*** Given records Section Begins ***
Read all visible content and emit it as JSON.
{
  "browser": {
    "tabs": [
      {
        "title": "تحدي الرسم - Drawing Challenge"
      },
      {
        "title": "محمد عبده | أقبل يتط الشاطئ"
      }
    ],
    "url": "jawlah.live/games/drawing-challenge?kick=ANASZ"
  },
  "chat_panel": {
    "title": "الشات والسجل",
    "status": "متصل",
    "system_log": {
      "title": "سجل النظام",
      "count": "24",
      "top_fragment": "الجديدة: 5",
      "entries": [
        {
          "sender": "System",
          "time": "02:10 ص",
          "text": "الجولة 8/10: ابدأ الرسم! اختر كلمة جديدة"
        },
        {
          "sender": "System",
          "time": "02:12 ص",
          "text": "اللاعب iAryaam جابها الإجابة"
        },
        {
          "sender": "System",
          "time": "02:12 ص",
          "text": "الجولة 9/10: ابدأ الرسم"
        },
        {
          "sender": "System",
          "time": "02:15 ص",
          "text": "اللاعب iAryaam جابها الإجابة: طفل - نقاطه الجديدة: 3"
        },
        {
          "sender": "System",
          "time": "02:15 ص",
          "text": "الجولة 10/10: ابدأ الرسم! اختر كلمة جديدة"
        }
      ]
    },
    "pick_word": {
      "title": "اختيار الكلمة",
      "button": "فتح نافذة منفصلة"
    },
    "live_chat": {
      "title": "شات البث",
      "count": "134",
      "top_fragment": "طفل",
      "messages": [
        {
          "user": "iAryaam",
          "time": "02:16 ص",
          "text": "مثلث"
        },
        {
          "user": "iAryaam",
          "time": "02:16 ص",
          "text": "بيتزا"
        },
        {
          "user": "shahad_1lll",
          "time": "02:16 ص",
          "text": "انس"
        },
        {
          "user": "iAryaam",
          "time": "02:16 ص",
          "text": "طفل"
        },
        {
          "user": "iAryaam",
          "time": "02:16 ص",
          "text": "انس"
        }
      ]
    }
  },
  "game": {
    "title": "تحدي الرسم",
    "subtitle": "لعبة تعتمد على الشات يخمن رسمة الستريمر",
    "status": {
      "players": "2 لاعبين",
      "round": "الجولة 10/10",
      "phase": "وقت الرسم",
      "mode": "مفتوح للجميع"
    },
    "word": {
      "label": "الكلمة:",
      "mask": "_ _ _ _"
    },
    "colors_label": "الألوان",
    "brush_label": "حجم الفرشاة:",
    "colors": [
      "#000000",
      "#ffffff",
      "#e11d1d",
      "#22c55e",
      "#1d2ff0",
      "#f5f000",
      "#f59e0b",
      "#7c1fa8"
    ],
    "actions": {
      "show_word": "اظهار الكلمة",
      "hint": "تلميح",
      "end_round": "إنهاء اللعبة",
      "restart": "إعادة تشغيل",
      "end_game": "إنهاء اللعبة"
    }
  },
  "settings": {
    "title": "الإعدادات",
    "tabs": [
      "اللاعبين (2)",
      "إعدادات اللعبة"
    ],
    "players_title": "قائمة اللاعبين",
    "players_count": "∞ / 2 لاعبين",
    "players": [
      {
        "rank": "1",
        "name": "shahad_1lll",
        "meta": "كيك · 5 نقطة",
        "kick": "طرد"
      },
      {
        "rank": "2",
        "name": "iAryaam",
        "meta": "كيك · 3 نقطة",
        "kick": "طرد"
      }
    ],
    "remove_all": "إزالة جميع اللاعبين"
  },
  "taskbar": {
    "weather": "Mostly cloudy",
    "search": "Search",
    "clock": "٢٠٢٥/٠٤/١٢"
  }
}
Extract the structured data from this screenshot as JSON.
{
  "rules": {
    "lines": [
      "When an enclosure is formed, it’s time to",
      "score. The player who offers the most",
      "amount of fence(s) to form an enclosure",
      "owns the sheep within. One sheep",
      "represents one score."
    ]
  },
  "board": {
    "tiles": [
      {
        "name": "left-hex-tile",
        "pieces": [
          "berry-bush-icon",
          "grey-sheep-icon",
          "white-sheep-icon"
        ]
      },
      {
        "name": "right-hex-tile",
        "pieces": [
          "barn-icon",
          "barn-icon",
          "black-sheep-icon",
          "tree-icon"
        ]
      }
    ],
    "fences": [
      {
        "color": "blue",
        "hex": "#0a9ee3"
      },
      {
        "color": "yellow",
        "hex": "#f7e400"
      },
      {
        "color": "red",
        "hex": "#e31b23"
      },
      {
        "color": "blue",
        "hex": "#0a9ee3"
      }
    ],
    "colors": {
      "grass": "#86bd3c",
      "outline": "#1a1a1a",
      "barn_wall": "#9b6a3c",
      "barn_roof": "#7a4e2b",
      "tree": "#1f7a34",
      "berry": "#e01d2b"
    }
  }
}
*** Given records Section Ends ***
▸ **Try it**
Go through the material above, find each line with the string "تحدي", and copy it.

▸ **Answer for this exercise**
        "title": "تحدي الرسم - Drawing Challenge"
    "title": "تحدي الرسم",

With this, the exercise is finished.